“It is clear from his contacts with this defendant that Jason thought ‘I am going to be in a relationship,” Graveley said. “He literally invited the defendant to meet his mother ... What does that suggest that Jason Killips thought was going on?”
When Killips’ body was found, Graveley said, Killips was wearing men’s underwear that was “much as someone might wear their sexiest nightgown, the thing in their wardrobe they would wear when they hoped will be romantic.”
There was DNA evidence that indicated the two men had sex. But sometime afterward, Graveley said, Killips was attacked.
“There was blood everywhere,” Graveley said, saying the floors, ceilings, walls and bedding were splattered with blood.
“I think that Jason Killips, based on the evidence, tried to fight for his life,” Graveley said, saying Killips had large gashes on his forearms as if he was trying to block the knife, and that there were sprays of blood in several areas of the apartment as if he was moving while being stabbed. “There was blood on the bottom of his socks,” Graveley said. “He tried to escape and had to walk through his own blood and could not do it, could not survive the attack.”
According to testimony at the trial, Killips was stabbed 22 times. Any of eight of those wounds would have been fatal on their own. A bent steak knife was found near his body. His body was found days after his death when his parents — concerned because they had been unable to reach him — asked police to check on his welfare.
A second knife was found next to Killips’ hand, his index finger from that hand missing. A medical examiner testified that it appeared the index finger — what Graveley called the phone unlocking finger — was cleanly cut from the hand after death.
Prosecutors argued that Vanderpool sawed off the finger to take it with him to Walmart, saying the kiosk where he sold the phone would not have accepted the phone unless it was unlocked, and that that phone had a fingerprint lock as well as a passcode. The finger was never recovered.
Surveillance video and kiosk sales records showed that in the early hours of Nov. 23, 2018, Vanderpool returned to the Mount Pleasant Walmart alone driving a vehicle that appeared to be Killips’ car. He sold Killips’ cell phone at a kiosk in the store, and then returned to his friend’s home in Racine where he purchased more cocaine. Based on phone evidence, it appears he sold or traded the car, which was later recovered in Milwaukee.
He was arrested at a friend’s home in Milwaukee on Dec. 5 after a standoff with police. He stabbed himself during that standoff after first — during phone calls with police — asking them to give him cocaine before he surrendered.
According to testimony at trial, Vanderpool’s DNA was found on one of the knives found by Killip’s body, and on Killips’ body itself. Killips’ bank cards were found on Vanderpool when he was arrested, as were bloody socks, with laboratory tests showing the blood was from Killips.

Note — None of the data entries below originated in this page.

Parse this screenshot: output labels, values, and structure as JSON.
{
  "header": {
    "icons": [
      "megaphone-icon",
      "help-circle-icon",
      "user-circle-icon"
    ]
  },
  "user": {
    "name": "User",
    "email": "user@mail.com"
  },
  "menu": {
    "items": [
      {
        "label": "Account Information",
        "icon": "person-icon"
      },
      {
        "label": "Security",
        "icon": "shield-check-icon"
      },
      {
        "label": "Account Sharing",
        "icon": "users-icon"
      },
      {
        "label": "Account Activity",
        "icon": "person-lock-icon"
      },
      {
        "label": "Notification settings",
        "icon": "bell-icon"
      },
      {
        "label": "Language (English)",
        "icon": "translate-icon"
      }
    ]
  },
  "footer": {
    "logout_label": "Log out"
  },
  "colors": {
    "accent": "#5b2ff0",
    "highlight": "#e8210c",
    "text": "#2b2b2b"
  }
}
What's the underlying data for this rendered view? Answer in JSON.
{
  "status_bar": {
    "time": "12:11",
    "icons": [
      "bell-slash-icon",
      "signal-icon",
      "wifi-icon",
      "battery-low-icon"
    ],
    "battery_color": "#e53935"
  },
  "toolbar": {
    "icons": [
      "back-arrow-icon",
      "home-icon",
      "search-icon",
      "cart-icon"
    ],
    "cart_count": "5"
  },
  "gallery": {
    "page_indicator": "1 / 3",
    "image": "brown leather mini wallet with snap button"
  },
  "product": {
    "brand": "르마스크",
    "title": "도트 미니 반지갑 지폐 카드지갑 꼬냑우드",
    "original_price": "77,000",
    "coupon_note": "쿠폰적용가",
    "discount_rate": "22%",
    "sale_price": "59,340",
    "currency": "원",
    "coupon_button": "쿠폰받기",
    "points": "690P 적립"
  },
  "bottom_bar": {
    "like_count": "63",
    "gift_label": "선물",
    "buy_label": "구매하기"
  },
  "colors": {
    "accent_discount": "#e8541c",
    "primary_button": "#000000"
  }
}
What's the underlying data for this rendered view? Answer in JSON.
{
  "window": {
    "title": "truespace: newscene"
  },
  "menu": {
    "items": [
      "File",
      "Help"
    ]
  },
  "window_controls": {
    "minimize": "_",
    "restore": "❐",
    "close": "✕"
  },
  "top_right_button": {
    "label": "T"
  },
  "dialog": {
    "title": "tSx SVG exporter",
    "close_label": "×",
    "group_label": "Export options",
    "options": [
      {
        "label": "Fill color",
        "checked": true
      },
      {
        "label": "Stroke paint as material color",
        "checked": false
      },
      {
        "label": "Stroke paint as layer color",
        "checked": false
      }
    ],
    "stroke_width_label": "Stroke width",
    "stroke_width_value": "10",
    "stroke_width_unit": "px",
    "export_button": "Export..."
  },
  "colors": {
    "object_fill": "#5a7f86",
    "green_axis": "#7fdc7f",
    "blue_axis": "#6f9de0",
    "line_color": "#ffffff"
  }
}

Vanderpool testified that he and Killips had a platonic relationship. He testified that Killips had attempted to sexually assault him when they were at his apartment, and that in shock he grabbed a knife and slashed at him.

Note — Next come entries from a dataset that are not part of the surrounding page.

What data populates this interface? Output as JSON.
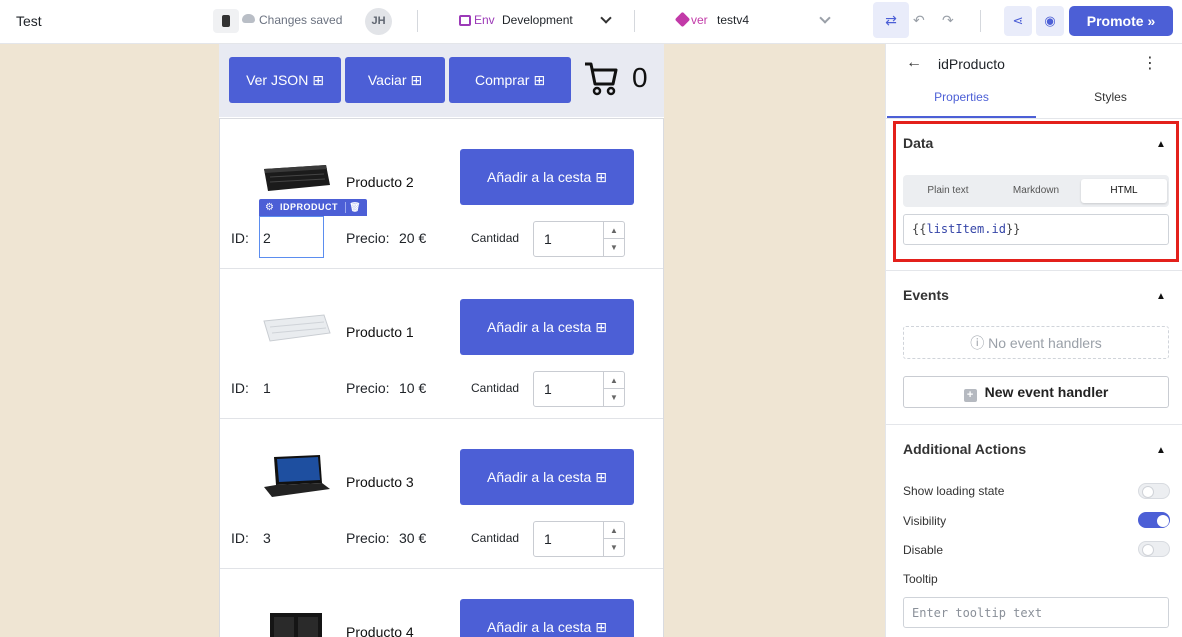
{
  "header": {
    "app_title": "Test",
    "save_status": "Changes saved",
    "avatar_initials": "JH",
    "env_label": "Env",
    "env_value": "Development",
    "version_label": "ver",
    "version_value": "testv4",
    "promote_label": "Promote",
    "promote_icon": "chevrons-right-icon"
  },
  "canvas": {
    "top_buttons": [
      {
        "label": "Ver JSON",
        "icon": "cart-icon"
      },
      {
        "label": "Vaciar",
        "icon": "cart-remove-icon"
      },
      {
        "label": "Comprar",
        "icon": "cart-check-icon"
      }
    ],
    "cart_count": "0",
    "products": [
      {
        "name": "Producto 2",
        "id": "2",
        "price": "20 €",
        "image": "keyboard-black",
        "add_label": "Añadir a la cesta",
        "id_label": "ID:",
        "price_label": "Precio:",
        "qty_label": "Cantidad",
        "qty": "1"
      },
      {
        "name": "Producto 1",
        "id": "1",
        "price": "10 €",
        "image": "keyboard-white",
        "add_label": "Añadir a la cesta",
        "id_label": "ID:",
        "price_label": "Precio:",
        "qty_label": "Cantidad",
        "qty": "1"
      },
      {
        "name": "Producto 3",
        "id": "3",
        "price": "30 €",
        "image": "laptop",
        "add_label": "Añadir a la cesta",
        "id_label": "ID:",
        "price_label": "Precio:",
        "qty_label": "Cantidad",
        "qty": "1"
      },
      {
        "name": "Producto 4",
        "id": "",
        "price": "",
        "image": "pc-tower",
        "add_label": "Añadir a la cesta",
        "id_label": "",
        "price_label": "",
        "qty_label": "",
        "qty": ""
      }
    ],
    "selection_tag": "IDPRODUCT"
  },
  "panel": {
    "component_name": "idProducto",
    "tabs": [
      "Properties",
      "Styles"
    ],
    "data_section": {
      "title": "Data",
      "modes": [
        "Plain text",
        "Markdown",
        "HTML"
      ],
      "active_mode": "HTML",
      "code_open": "{{",
      "code_expr": "listItem.id",
      "code_close": "}}"
    },
    "events_section": {
      "title": "Events",
      "empty_text": "No event handlers",
      "new_handler_label": "New event handler"
    },
    "actions_section": {
      "title": "Additional Actions",
      "options": [
        {
          "label": "Show loading state",
          "on": false
        },
        {
          "label": "Visibility",
          "on": true
        },
        {
          "label": "Disable",
          "on": false
        }
      ],
      "tooltip_label": "Tooltip",
      "tooltip_placeholder": "Enter tooltip text"
    }
  },
  "colors": {
    "accent": "#4c5fd6",
    "highlight": "#e3201b",
    "canvas_bg": "#efe5d3"
  }
}
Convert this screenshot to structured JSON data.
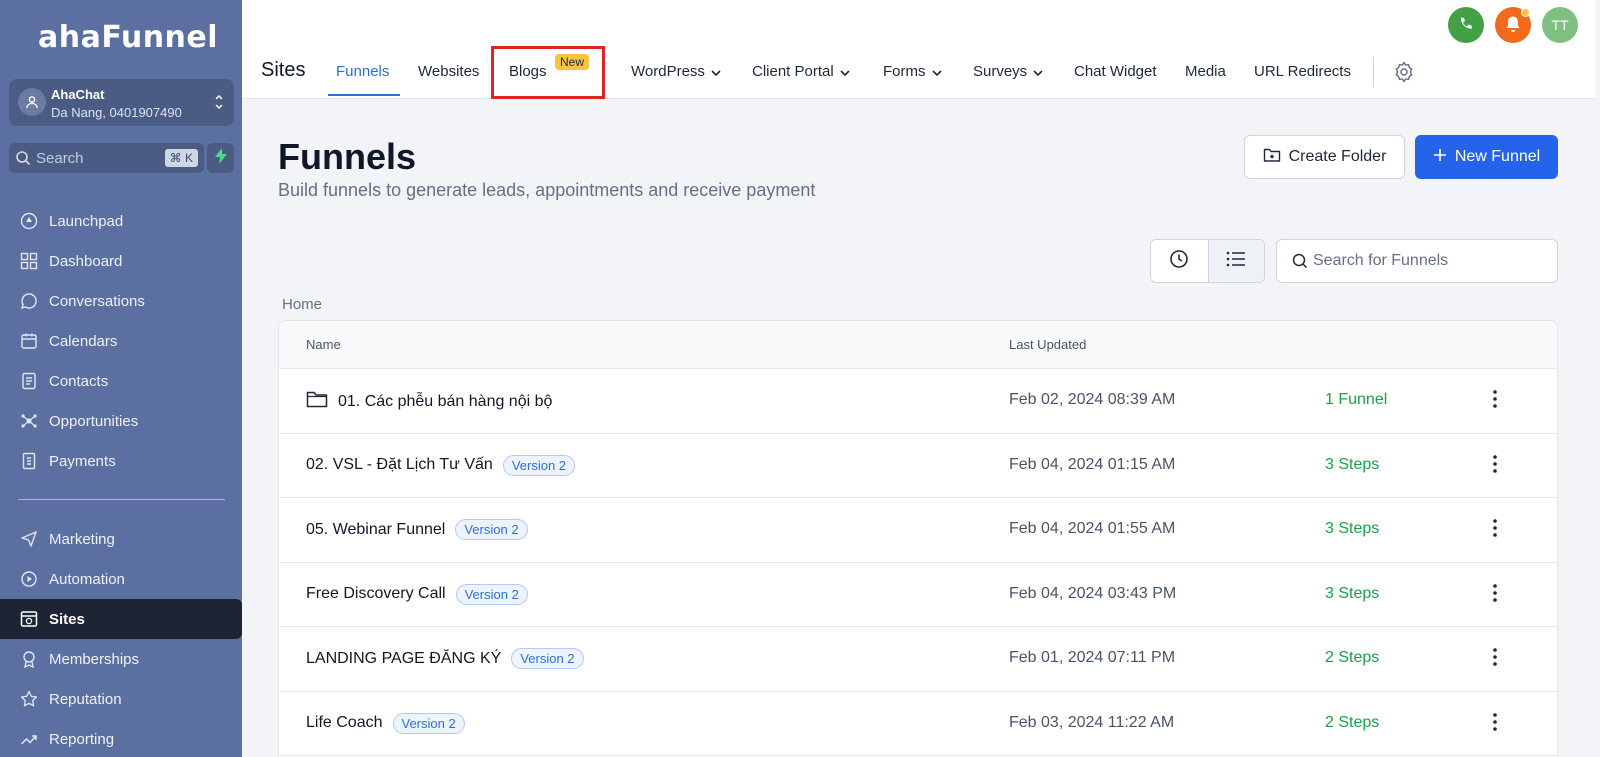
{
  "brand": {
    "logo_text": "ahaFunnel"
  },
  "account": {
    "name": "AhaChat",
    "detail": "Da Nang, 0401907490"
  },
  "sidebar_search": {
    "placeholder": "Search",
    "shortcut": "⌘ K"
  },
  "sidebar": {
    "items_top": [
      {
        "label": "Launchpad",
        "icon": "rocket-icon"
      },
      {
        "label": "Dashboard",
        "icon": "grid-icon"
      },
      {
        "label": "Conversations",
        "icon": "chat-icon"
      },
      {
        "label": "Calendars",
        "icon": "calendar-icon"
      },
      {
        "label": "Contacts",
        "icon": "contacts-icon"
      },
      {
        "label": "Opportunities",
        "icon": "opportunities-icon"
      },
      {
        "label": "Payments",
        "icon": "receipt-icon"
      }
    ],
    "items_bottom": [
      {
        "label": "Marketing",
        "icon": "send-icon"
      },
      {
        "label": "Automation",
        "icon": "automation-icon"
      },
      {
        "label": "Sites",
        "icon": "sites-icon",
        "active": true
      },
      {
        "label": "Memberships",
        "icon": "badge-icon"
      },
      {
        "label": "Reputation",
        "icon": "star-icon"
      },
      {
        "label": "Reporting",
        "icon": "chart-icon"
      }
    ]
  },
  "topbar": {
    "title": "Sites",
    "tabs": [
      {
        "label": "Funnels",
        "active": true
      },
      {
        "label": "Websites"
      },
      {
        "label": "Blogs",
        "badge": "New"
      },
      {
        "label": "WordPress",
        "dropdown": true
      },
      {
        "label": "Client Portal",
        "dropdown": true
      },
      {
        "label": "Forms",
        "dropdown": true
      },
      {
        "label": "Surveys",
        "dropdown": true
      },
      {
        "label": "Chat Widget"
      },
      {
        "label": "Media"
      },
      {
        "label": "URL Redirects"
      }
    ],
    "avatar_initials": "TT"
  },
  "colors": {
    "sidebar": "#5b6fa0",
    "accent": "#2563eb",
    "success": "#16a34a",
    "highlight": "#e02424"
  },
  "main": {
    "title": "Funnels",
    "subtitle": "Build funnels to generate leads, appointments and receive payment",
    "create_folder": "Create Folder",
    "new_funnel": "New Funnel",
    "search_placeholder": "Search for Funnels",
    "breadcrumb": "Home",
    "columns": {
      "name": "Name",
      "updated": "Last Updated"
    },
    "rows": [
      {
        "name": "01. Các phễu bán hàng nội bộ",
        "folder": true,
        "updated": "Feb 02, 2024 08:39 AM",
        "status": "1 Funnel"
      },
      {
        "name": "02. VSL - Đặt Lịch Tư Vấn",
        "version": "Version 2",
        "updated": "Feb 04, 2024 01:15 AM",
        "status": "3 Steps"
      },
      {
        "name": "05. Webinar Funnel",
        "version": "Version 2",
        "updated": "Feb 04, 2024 01:55 AM",
        "status": "3 Steps"
      },
      {
        "name": "Free Discovery Call",
        "version": "Version 2",
        "updated": "Feb 04, 2024 03:43 PM",
        "status": "3 Steps"
      },
      {
        "name": "LANDING PAGE ĐĂNG KÝ",
        "version": "Version 2",
        "updated": "Feb 01, 2024 07:11 PM",
        "status": "2 Steps"
      },
      {
        "name": "Life Coach",
        "version": "Version 2",
        "updated": "Feb 03, 2024 11:22 AM",
        "status": "2 Steps"
      }
    ]
  }
}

In her closing statement, defense attorney Kristyne Watson said prosecutors’ theory of the case did not make sense, saying that Vanderpool’s past history did not support the idea that he would have killed someone for a cell phone, and that the violence of the stabbing did not make sense for a robbery. “There were so many other options to get money for drugs in this case that don’t include murder,” she said.
“The only think that the evidence in this case shows is that Mr. Vanderpool had the intent to keep Mr. Killips from sexually assaulting him,” Watson argued.
Prosecutors called the story of the sexual assault “pure fiction.”
The jurors’ guilty verdict came after a four-day trial held at the Kenosha County Center in Bristol. The trial was held in the county center’s large meeting room because it allowed more social distancing than the courtrooms at the Kenosha County Courthouse in Downtown Kenosha.
Vanderpool is scheduled to be sentenced April 1. He faces a possible sentence of life in prison without the possibility of parole.